I can't seem to find the reference for this advice, I suspect it might be Bakewise (book) but as I got it out of the library can't double check. But in any case, I seem to remember reading that if your oven is on too high a temp, the cuppies will rise up quickly, but not have enough structure to maintain that dome once they have cooled. I'm starting to doubt my memory though, after reading the tips here:
CAKE SINKS IN THE CENTER -
- batter over mixed
- too much fat and/or sugar or leavening
- not enough liquid
- oven temperature too low
Read more: http://www.joyofbaking.com/ButterCakeTroubleshooting.html#ixzz1leooszKw
While searching for my source of the above, I found a few other things which back up what fromscratchsf said about your addition of fat being the problem. This is verbatim from another forum which no longer exists, so I can't point you to the post, but I copied & pasted it into a word doc:
"Basically, your recipe is failing because you do not have enough of what is called a structure builder.
(Prepare for the baking chemistry lesson!)
In any recipe, proper balance mus tbe achieved between structure builders, tnederizers, moisteners and driers.
Structure builders are the ingredients that ensure your cake will hold its shape once cooked and cooled.
The cake structure is formed when all 4 components interract chemically, both while in the mixing bowl and while being heated.
A minimum amount of structure is required for all cakes, but too much and you will have a tough end result. However, too little, and you will not have enough structure to hold the cakes shape upon cooling, which is the issue you have epereienced."
Also from one of Lindy Smith's books (regarding the conversion of cake recipes to cupcakes)

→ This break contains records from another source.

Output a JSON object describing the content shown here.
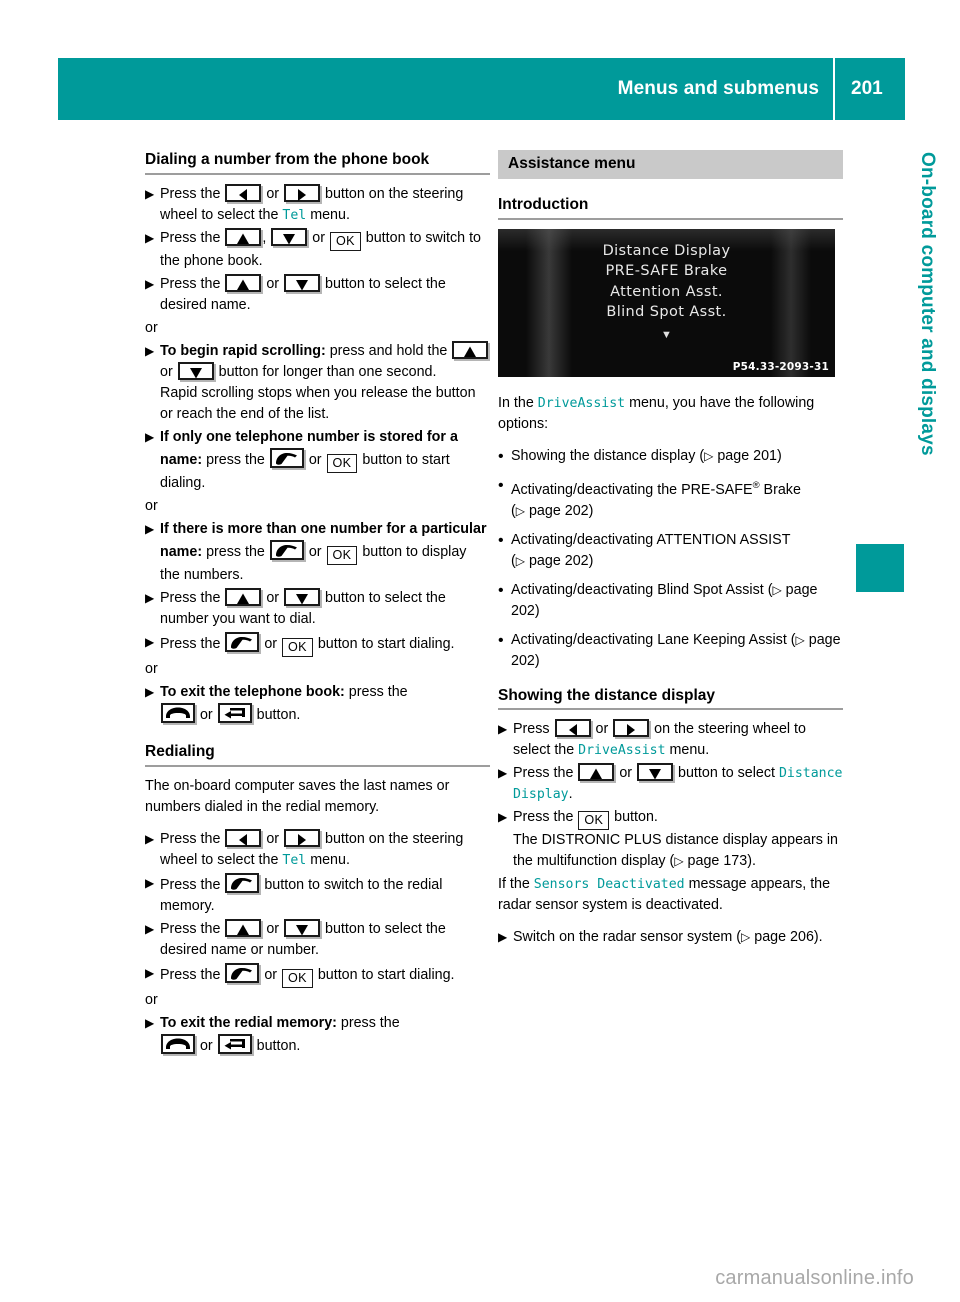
{
  "header": {
    "title": "Menus and submenus",
    "page_number": "201",
    "accent_color": "#009a9a"
  },
  "side_tab": {
    "label": "On-board computer and displays"
  },
  "footer": {
    "watermark": "carmanualsonline.info"
  },
  "icons": {
    "left_arrow": "left-arrow-button",
    "right_arrow": "right-arrow-button",
    "up_arrow": "up-arrow-button",
    "down_arrow": "down-arrow-button",
    "ok": "OK",
    "call": "call-handset-button",
    "hangup": "hangup-handset-button",
    "back": "back-arrow-button",
    "page_ref": "▷",
    "step_marker": "▶",
    "bullet_dot": "•"
  },
  "left_column": {
    "heading_dialing": "Dialing a number from the phone book",
    "steps_dialing": [
      {
        "parts": [
          {
            "t": "text",
            "v": "Press the "
          },
          {
            "t": "key",
            "v": "left_arrow"
          },
          {
            "t": "text",
            "v": " or "
          },
          {
            "t": "key",
            "v": "right_arrow"
          },
          {
            "t": "text",
            "v": " button on the steering wheel to select the "
          },
          {
            "t": "mono",
            "v": "Tel"
          },
          {
            "t": "text",
            "v": " menu."
          }
        ]
      },
      {
        "parts": [
          {
            "t": "text",
            "v": "Press the "
          },
          {
            "t": "key",
            "v": "up_arrow"
          },
          {
            "t": "text",
            "v": ", "
          },
          {
            "t": "key",
            "v": "down_arrow"
          },
          {
            "t": "text",
            "v": " or "
          },
          {
            "t": "key",
            "v": "ok"
          },
          {
            "t": "text",
            "v": " button to switch to the phone book."
          }
        ]
      },
      {
        "parts": [
          {
            "t": "text",
            "v": "Press the "
          },
          {
            "t": "key",
            "v": "up_arrow"
          },
          {
            "t": "text",
            "v": " or "
          },
          {
            "t": "key",
            "v": "down_arrow"
          },
          {
            "t": "text",
            "v": " button to select the desired name."
          }
        ]
      }
    ],
    "or_1": "or",
    "steps_rapid": [
      {
        "parts": [
          {
            "t": "bold",
            "v": "To begin rapid scrolling:"
          },
          {
            "t": "text",
            "v": " press and hold the "
          },
          {
            "t": "key",
            "v": "up_arrow"
          },
          {
            "t": "text",
            "v": " or "
          },
          {
            "t": "key",
            "v": "down_arrow"
          },
          {
            "t": "text",
            "v": " button for longer than one second."
          },
          {
            "t": "break",
            "v": ""
          },
          {
            "t": "text",
            "v": "Rapid scrolling stops when you release the button or reach the end of the list."
          }
        ]
      },
      {
        "parts": [
          {
            "t": "bold",
            "v": "If only one telephone number is stored for a name:"
          },
          {
            "t": "text",
            "v": " press the "
          },
          {
            "t": "key",
            "v": "call"
          },
          {
            "t": "text",
            "v": " or "
          },
          {
            "t": "key",
            "v": "ok"
          },
          {
            "t": "text",
            "v": " button to start dialing."
          }
        ]
      }
    ],
    "or_2": "or",
    "steps_multi": [
      {
        "parts": [
          {
            "t": "bold",
            "v": "If there is more than one number for a particular name:"
          },
          {
            "t": "text",
            "v": " press the "
          },
          {
            "t": "key",
            "v": "call"
          },
          {
            "t": "text",
            "v": " or "
          },
          {
            "t": "key",
            "v": "ok"
          },
          {
            "t": "text",
            "v": " button to display the numbers."
          }
        ]
      },
      {
        "parts": [
          {
            "t": "text",
            "v": "Press the "
          },
          {
            "t": "key",
            "v": "up_arrow"
          },
          {
            "t": "text",
            "v": " or "
          },
          {
            "t": "key",
            "v": "down_arrow"
          },
          {
            "t": "text",
            "v": " button to select the number you want to dial."
          }
        ]
      },
      {
        "parts": [
          {
            "t": "text",
            "v": "Press the "
          },
          {
            "t": "key",
            "v": "call"
          },
          {
            "t": "text",
            "v": " or "
          },
          {
            "t": "key",
            "v": "ok"
          },
          {
            "t": "text",
            "v": " button to start dialing."
          }
        ]
      }
    ],
    "or_3": "or",
    "steps_exit_phonebook": [
      {
        "parts": [
          {
            "t": "bold",
            "v": "To exit the telephone book:"
          },
          {
            "t": "text",
            "v": " press the "
          },
          {
            "t": "break",
            "v": ""
          },
          {
            "t": "key",
            "v": "hangup"
          },
          {
            "t": "text",
            "v": " or "
          },
          {
            "t": "key",
            "v": "back"
          },
          {
            "t": "text",
            "v": " button."
          }
        ]
      }
    ],
    "heading_redialing": "Redialing",
    "redialing_intro": "The on-board computer saves the last names or numbers dialed in the redial memory.",
    "steps_redial": [
      {
        "parts": [
          {
            "t": "text",
            "v": "Press the "
          },
          {
            "t": "key",
            "v": "left_arrow"
          },
          {
            "t": "text",
            "v": " or "
          },
          {
            "t": "key",
            "v": "right_arrow"
          },
          {
            "t": "text",
            "v": " button on the steering wheel to select the "
          },
          {
            "t": "mono",
            "v": "Tel"
          },
          {
            "t": "text",
            "v": " menu."
          }
        ]
      },
      {
        "parts": [
          {
            "t": "text",
            "v": "Press the "
          },
          {
            "t": "key",
            "v": "call"
          },
          {
            "t": "text",
            "v": " button to switch to the redial memory."
          }
        ]
      },
      {
        "parts": [
          {
            "t": "text",
            "v": "Press the "
          },
          {
            "t": "key",
            "v": "up_arrow"
          },
          {
            "t": "text",
            "v": " or "
          },
          {
            "t": "key",
            "v": "down_arrow"
          },
          {
            "t": "text",
            "v": " button to select the desired name or number."
          }
        ]
      },
      {
        "parts": [
          {
            "t": "text",
            "v": "Press the "
          },
          {
            "t": "key",
            "v": "call"
          },
          {
            "t": "text",
            "v": " or "
          },
          {
            "t": "key",
            "v": "ok"
          },
          {
            "t": "text",
            "v": " button to start dialing."
          }
        ]
      }
    ],
    "or_4": "or",
    "steps_exit_redial": [
      {
        "parts": [
          {
            "t": "bold",
            "v": "To exit the redial memory:"
          },
          {
            "t": "text",
            "v": " press the "
          },
          {
            "t": "break",
            "v": ""
          },
          {
            "t": "key",
            "v": "hangup"
          },
          {
            "t": "text",
            "v": " or "
          },
          {
            "t": "key",
            "v": "back"
          },
          {
            "t": "text",
            "v": " button."
          }
        ]
      }
    ]
  },
  "right_column": {
    "section_bar": "Assistance menu",
    "heading_introduction": "Introduction",
    "figure": {
      "menu_items": [
        "Distance Display",
        "PRE-SAFE Brake",
        "Attention Asst.",
        "Blind Spot Asst."
      ],
      "scroll_indicator": "▼",
      "code": "P54.33-2093-31"
    },
    "intro_parts": [
      {
        "t": "text",
        "v": "In the "
      },
      {
        "t": "mono",
        "v": "DriveAssist"
      },
      {
        "t": "text",
        "v": " menu, you have the following options:"
      }
    ],
    "options": [
      {
        "parts": [
          {
            "t": "text",
            "v": "Showing the distance display ("
          },
          {
            "t": "ref",
            "v": "page 201"
          },
          {
            "t": "text",
            "v": ")"
          }
        ]
      },
      {
        "parts": [
          {
            "t": "text",
            "v": "Activating/deactivating the PRE-SAFE"
          },
          {
            "t": "sup",
            "v": "®"
          },
          {
            "t": "text",
            "v": " Brake ("
          },
          {
            "t": "ref",
            "v": "page 202"
          },
          {
            "t": "text",
            "v": ")"
          }
        ]
      },
      {
        "parts": [
          {
            "t": "text",
            "v": "Activating/deactivating ATTENTION ASSIST ("
          },
          {
            "t": "ref",
            "v": "page 202"
          },
          {
            "t": "text",
            "v": ")"
          }
        ]
      },
      {
        "parts": [
          {
            "t": "text",
            "v": "Activating/deactivating Blind Spot Assist ("
          },
          {
            "t": "ref",
            "v": "page 202"
          },
          {
            "t": "text",
            "v": ")"
          }
        ]
      },
      {
        "parts": [
          {
            "t": "text",
            "v": "Activating/deactivating Lane Keeping Assist ("
          },
          {
            "t": "ref",
            "v": "page 202"
          },
          {
            "t": "text",
            "v": ")"
          }
        ]
      }
    ],
    "heading_distance": "Showing the distance display",
    "steps_distance": [
      {
        "parts": [
          {
            "t": "text",
            "v": "Press "
          },
          {
            "t": "key",
            "v": "left_arrow"
          },
          {
            "t": "text",
            "v": " or "
          },
          {
            "t": "key",
            "v": "right_arrow"
          },
          {
            "t": "text",
            "v": " on the steering wheel to select the "
          },
          {
            "t": "mono",
            "v": "DriveAssist"
          },
          {
            "t": "text",
            "v": " menu."
          }
        ]
      },
      {
        "parts": [
          {
            "t": "text",
            "v": "Press the "
          },
          {
            "t": "key",
            "v": "up_arrow"
          },
          {
            "t": "text",
            "v": " or "
          },
          {
            "t": "key",
            "v": "down_arrow"
          },
          {
            "t": "text",
            "v": " button to select "
          },
          {
            "t": "mono",
            "v": "Distance Display"
          },
          {
            "t": "text",
            "v": "."
          }
        ]
      },
      {
        "parts": [
          {
            "t": "text",
            "v": "Press the "
          },
          {
            "t": "key",
            "v": "ok"
          },
          {
            "t": "text",
            "v": " button."
          },
          {
            "t": "break",
            "v": ""
          },
          {
            "t": "text",
            "v": "The DISTRONIC PLUS distance display appears in the multifunction display ("
          },
          {
            "t": "ref",
            "v": "page 173"
          },
          {
            "t": "text",
            "v": ")."
          }
        ]
      }
    ],
    "sensors_parts": [
      {
        "t": "text",
        "v": "If the "
      },
      {
        "t": "mono",
        "v": "Sensors Deactivated"
      },
      {
        "t": "text",
        "v": " message appears, the radar sensor system is deactivated."
      }
    ],
    "steps_sensors": [
      {
        "parts": [
          {
            "t": "text",
            "v": "Switch on the radar sensor system ("
          },
          {
            "t": "ref",
            "v": "page 206"
          },
          {
            "t": "text",
            "v": ")."
          }
        ]
      }
    ]
  }
}
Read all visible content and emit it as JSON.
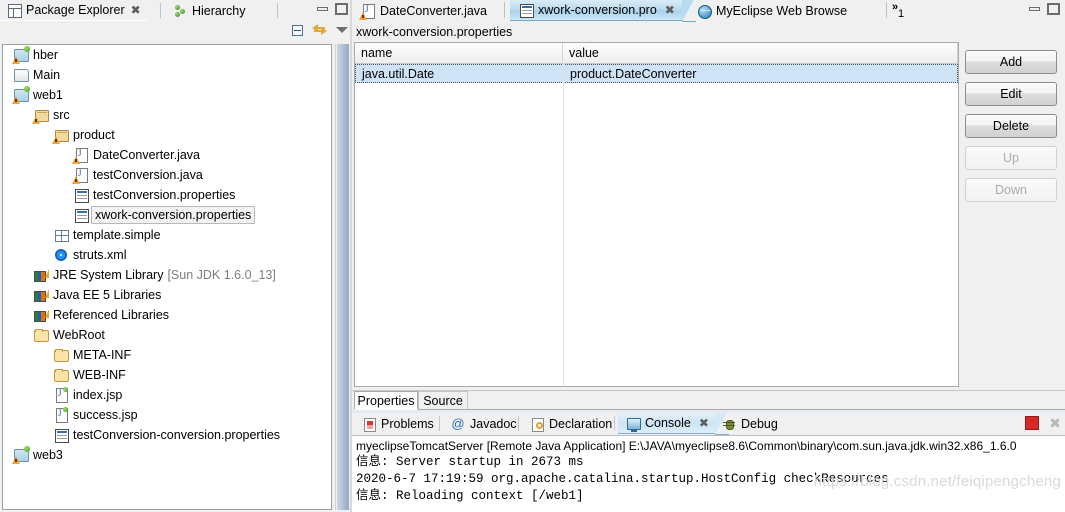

"You can use any sponge cake recipe to bake cupcakes, but to avoid domed tops you will need to reduce the amount of flour used. As a general rule, reduce the flour by 15ml (1tsp) for every 150g (5oz) of flour in the recipe."
Hope some of that helps!